To house the huge numbers of troops needed to man them, a network of tunnels was dug in from the cliff face for use as barracks.

Dover in Two World Wars

By 1905 advances in technology made it possible for coastal artillery around the harbour to be controlled from a central Fire Command Post built on the cliff edge. Its commanding position led the Admiralty to site a signal station on top of it in 1914, from which the Navy controlled the movement of all ships in and out of the harbour.

The Napoleonic tunnels were brought back into service in the Second World War, when they made their most notable contribution to British history. From 1939 they housed the command centre that controlled naval operations in the Channel. It was from here that in May 1940 Vice-Admiral Bertram Ramsay organised the extraordinary evacuation of British troops from Dunkirk, codenamed Operation Dynamo.

Over the next few years the tunnels were greatly extended to serve as both a hospital and a large combined headquarters, responsible for guarding the Straits of Dover and involved in preparing for the 1944 invasion of Europe.

Later, during the Cold War, this network of tunnels was transformed into the secret location of one of Britain’s Regional Seats of Government, with the role of organising life in the event of a nuclear attack.


Great Tower

Step inside the Great Tower and journey up to the throne room, where you can pose on the throne for a photo, and explore the vivid recreation of this medieval palace.


Be transported to a world of courtly intrigue and royal ambition, as you experience the vibrant colour and rich furnishings of one of medieval England’s most important castles.


Meet the royal court of King Henry II as the castle is brought to life on selected dates throughout the year.

Underground Hospital

Experience the sights, sounds and smells of this authentic underground hospital.


Follow the dramatic journey of a wounded WWII pilot, fighting for his life as he is rushed through to the operating theatre.


See the living conditions in the tunnels and hear about the difficulties of treating injuries in such close proximity to falling enemy bombs.


Operation Dynamo

Perhaps you have seen the Warner Bros Film, ‘Dunkirk’ in cinemas? Here you can venture deep into the secret wartime tunnels, inside the White Cliffs, and stand at the heart of where the evacuation of troops from Dunkirk was masterminded. Witness exclusive film footage, and stand in the shadows of Winston Churchill and Vice Admiral Ramsey.

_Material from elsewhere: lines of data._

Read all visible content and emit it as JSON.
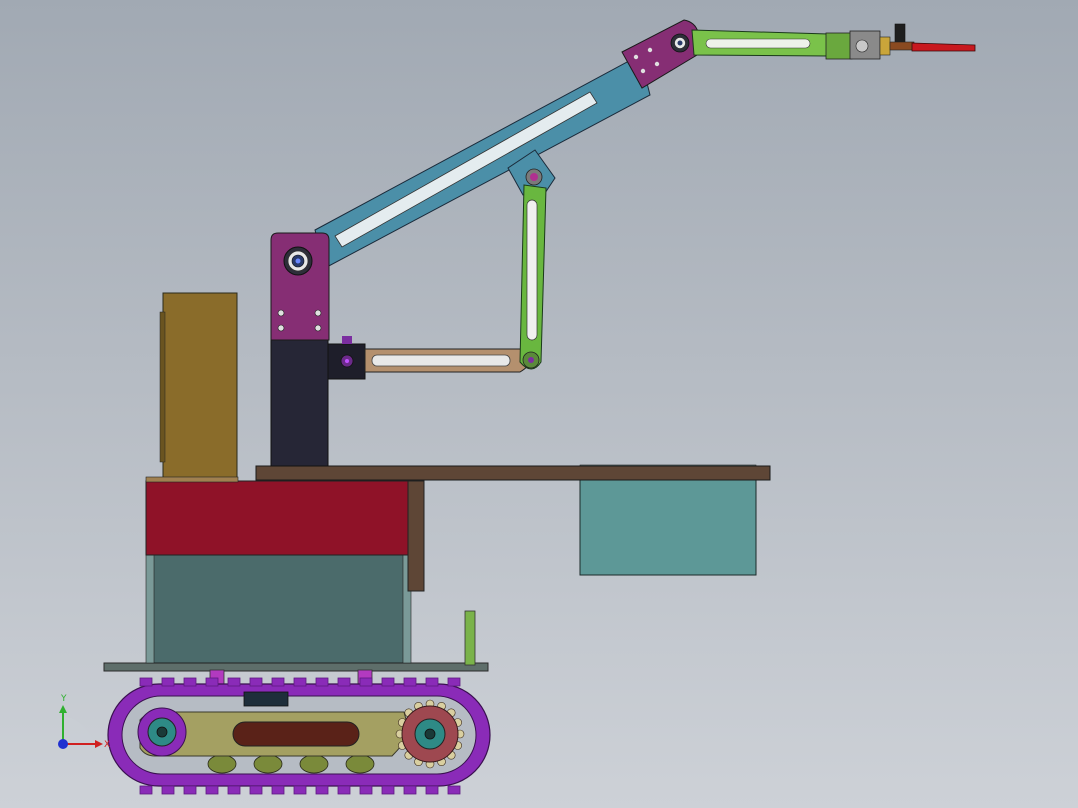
{
  "scene": {
    "colors": {
      "background_top": "#a1a9b3",
      "background_bottom": "#cdd1d7",
      "track": "#8a2bb8",
      "track_dark": "#5e1a80",
      "chassis_frame": "#a4a062",
      "sprocket": "#9e4850",
      "hub": "#2e8a86",
      "post": "#b23ac0",
      "deck": "#5e4636",
      "red_box": "#8f1228",
      "teal_box": "#4b6b6b",
      "gold_box": "#8a6c2a",
      "column": "#262636",
      "bracket": "#862e74",
      "upper_arm": "#4b8fa8",
      "link_green": "#69b73f",
      "rear_link": "#b4906e",
      "tray": "#5d9897",
      "forearm": "#7ac24a",
      "gripper": "#c8181e"
    },
    "icons": {
      "axis_triad": "coordinate-axis-triad-icon",
      "pivot": "pivot-bolt-icon"
    }
  },
  "axes": {
    "y_label": "Y",
    "x_label": "X"
  }
}
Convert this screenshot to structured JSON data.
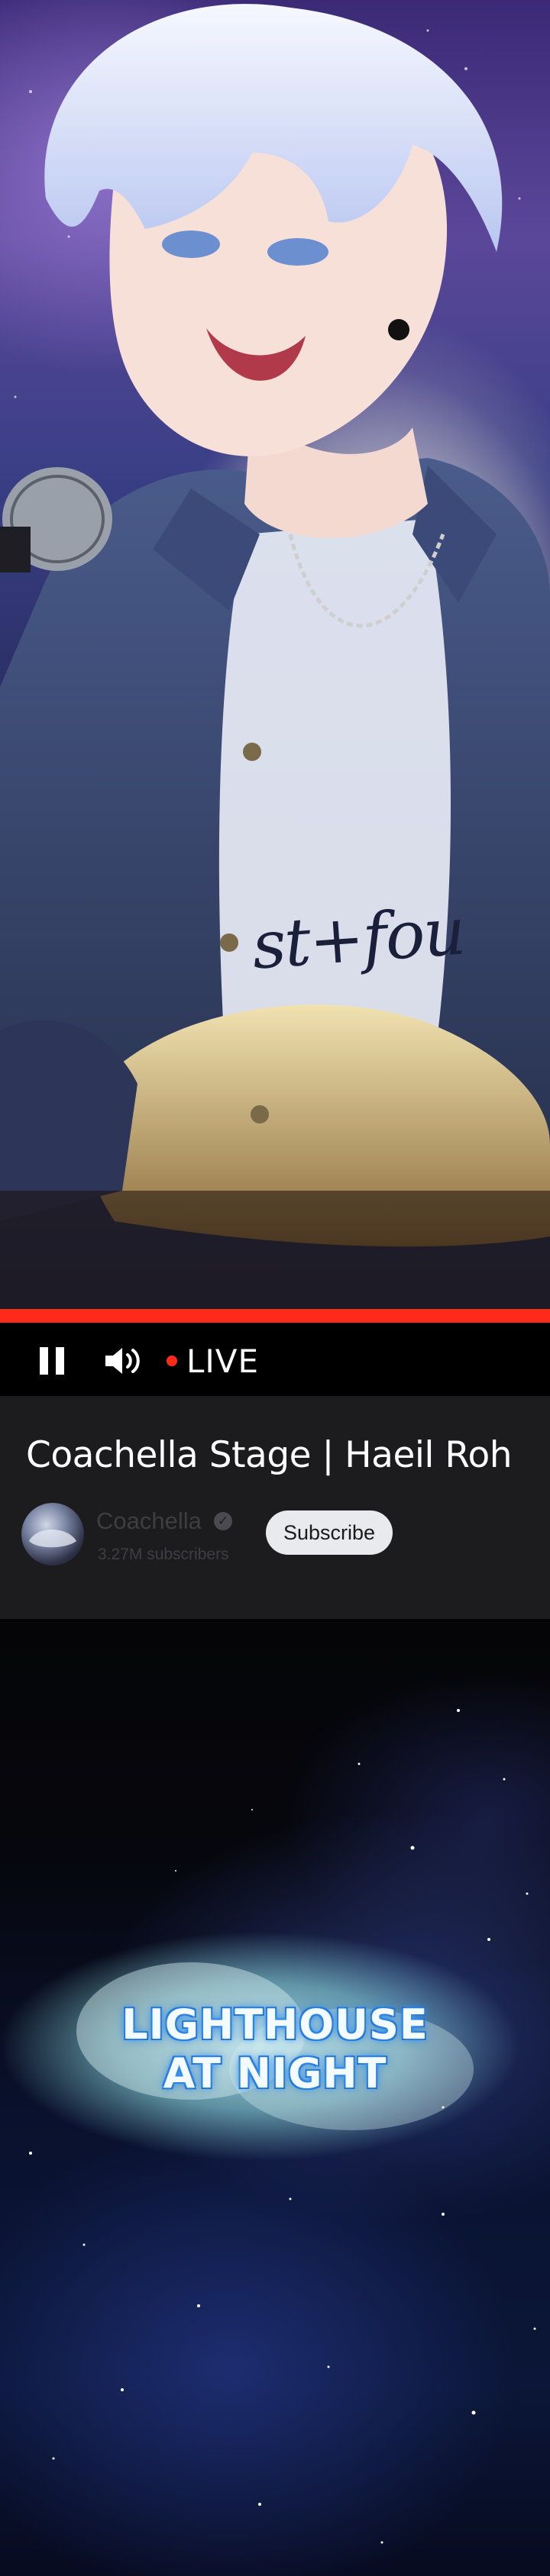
{
  "player": {
    "live_label": "LIVE",
    "progress_fraction": 1.0,
    "accent_color": "#ff2a1a",
    "icons": {
      "pause": "pause-icon",
      "volume": "volume-icon",
      "live": "live-dot-icon"
    }
  },
  "video": {
    "title": "Coachella Stage | Haeil Roh",
    "channel_name": "Coachella",
    "subscribers": "3.27M subscribers",
    "subscribe_label": "Subscribe",
    "verified_icon": "verified-check-icon"
  },
  "artwork": {
    "shirt_text": "st+fou"
  },
  "caption": {
    "line1": "LIGHTHOUSE",
    "line2": "AT NIGHT"
  }
}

See, hear and feel the danger as the events and people from the Dunkirk evacuation are made real. Journey through the tunnels deep beneath the castle as special effects, projections and real film footage bring this dramatic rescue operation to life.

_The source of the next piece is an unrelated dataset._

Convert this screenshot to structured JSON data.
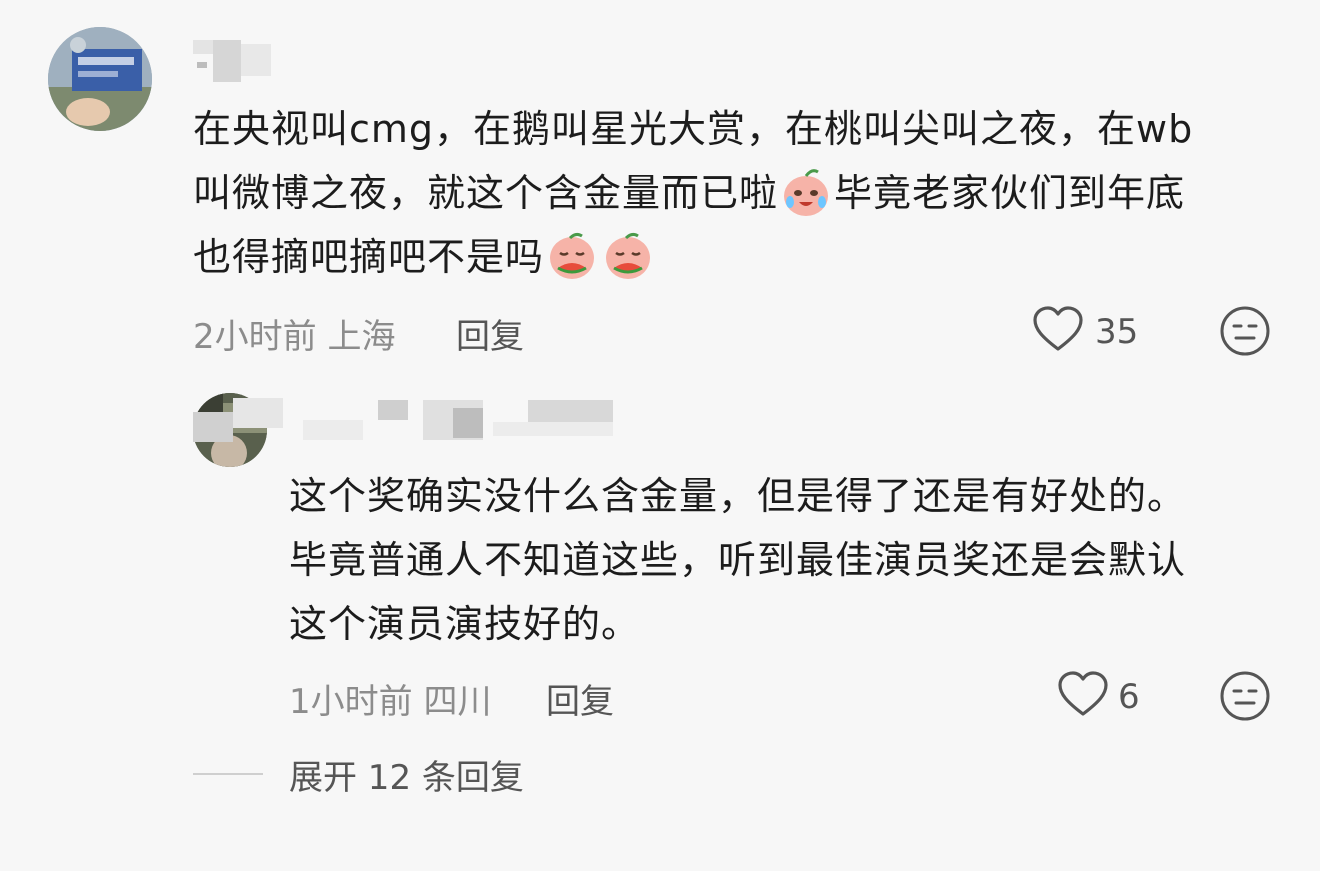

Arrive early to ensure you get a tour, and see for yourself how the tide turned in Dunkirk in this memorable underground experience.

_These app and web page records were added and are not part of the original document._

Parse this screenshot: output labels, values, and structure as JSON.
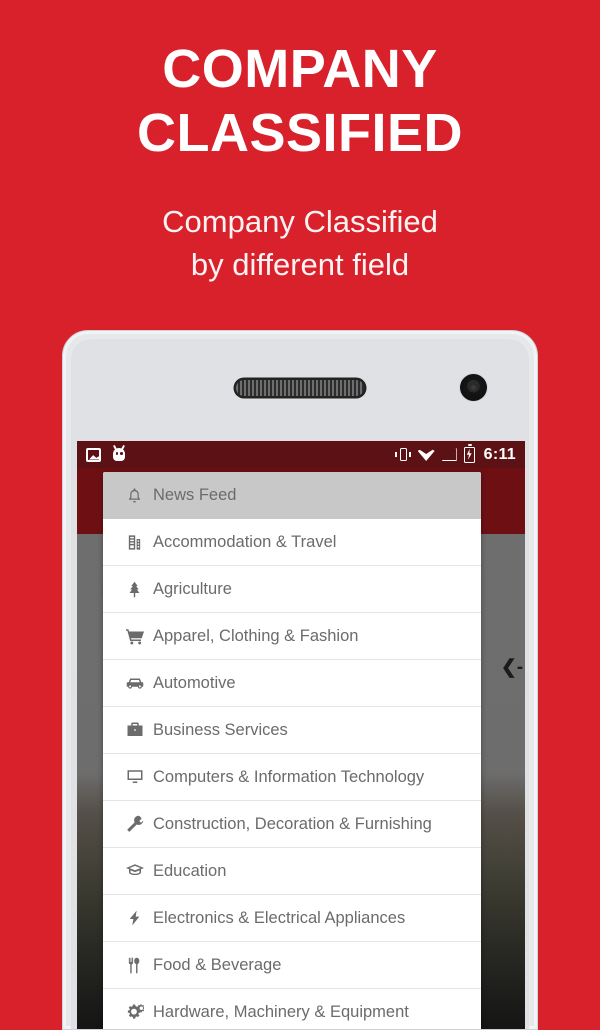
{
  "promo": {
    "title_line1": "COMPANY",
    "title_line2": "CLASSIFIED",
    "subtitle_line1": "Company Classified",
    "subtitle_line2": "by different field",
    "background_color": "#d9212c",
    "text_color": "#ffffff"
  },
  "status_bar": {
    "time": "6:11",
    "background_color": "#5c1215",
    "left_icons": [
      "photo-icon",
      "android-droid-icon"
    ],
    "right_icons": [
      "vibrate-icon",
      "wifi-icon",
      "signal-no-service-icon",
      "battery-charging-icon"
    ]
  },
  "app": {
    "appbar_color": "#6e1013",
    "drawer_handle_label": "❮-",
    "drawer_background": "#ffffff",
    "active_row_color": "#c8c8c8",
    "row_text_color": "#6b6b6b"
  },
  "drawer": {
    "items": [
      {
        "label": "News Feed",
        "icon": "bell-icon",
        "active": true
      },
      {
        "label": "Accommodation & Travel",
        "icon": "building-icon",
        "active": false
      },
      {
        "label": "Agriculture",
        "icon": "tree-icon",
        "active": false
      },
      {
        "label": "Apparel, Clothing & Fashion",
        "icon": "shopping-cart-icon",
        "active": false
      },
      {
        "label": "Automotive",
        "icon": "car-icon",
        "active": false
      },
      {
        "label": "Business Services",
        "icon": "briefcase-icon",
        "active": false
      },
      {
        "label": "Computers & Information Technology",
        "icon": "desktop-monitor-icon",
        "active": false
      },
      {
        "label": "Construction, Decoration & Furnishing",
        "icon": "wrench-icon",
        "active": false
      },
      {
        "label": "Education",
        "icon": "graduation-cap-icon",
        "active": false
      },
      {
        "label": "Electronics & Electrical Appliances",
        "icon": "lightning-bolt-icon",
        "active": false
      },
      {
        "label": "Food & Beverage",
        "icon": "cutlery-icon",
        "active": false
      },
      {
        "label": "Hardware, Machinery & Equipment",
        "icon": "cogs-icon",
        "active": false
      }
    ]
  }
}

WWI Fire Command Post

During the First World War, the Dover area was officially designated as a fortress with Dover Castle acting as a military headquarters.


Don’t miss the attraction that tells this story and see the gun firing drills every weekend from July-September.

Romans and Saxons

Discover the oldest surviving lighthouse in the country, and one of the oldest in the world, the Roman Pharos.


Once used to aid navigation by Romans across the English Channel from France. Next door to the lighthouse is the Anglo-Saxon church of St Mary in Castro.


The working church was partly rebuilt in the medieval era, and was restored by the Victorians after many years of neglect. Today why not take time to pause and reflect, in the light of the stained glass windows.

Medieval Tunnels

Descend at your own pace into the eerie, winding medieval tunnels, burrowed beneath the castle during and after the Siege of 1216.


These covert defenses protect the most vulnerable side of the castle from attack. There’s still more to see at Dover including the Regiment Museum, the battlements walk, and numerous stunning vistas looking out from the castle’s many vantage points.


Visit the castle for an essential flavor of England and an experience to hold onto for a lifetime.

Prices and Opening Times for Dover Castle




10:00 – 17:00


10:00 – 17:00


10:00 – 17:00


10:00 – 17:00


10:00 – 17:00


10:00 – 17:00


10:00 – 17:00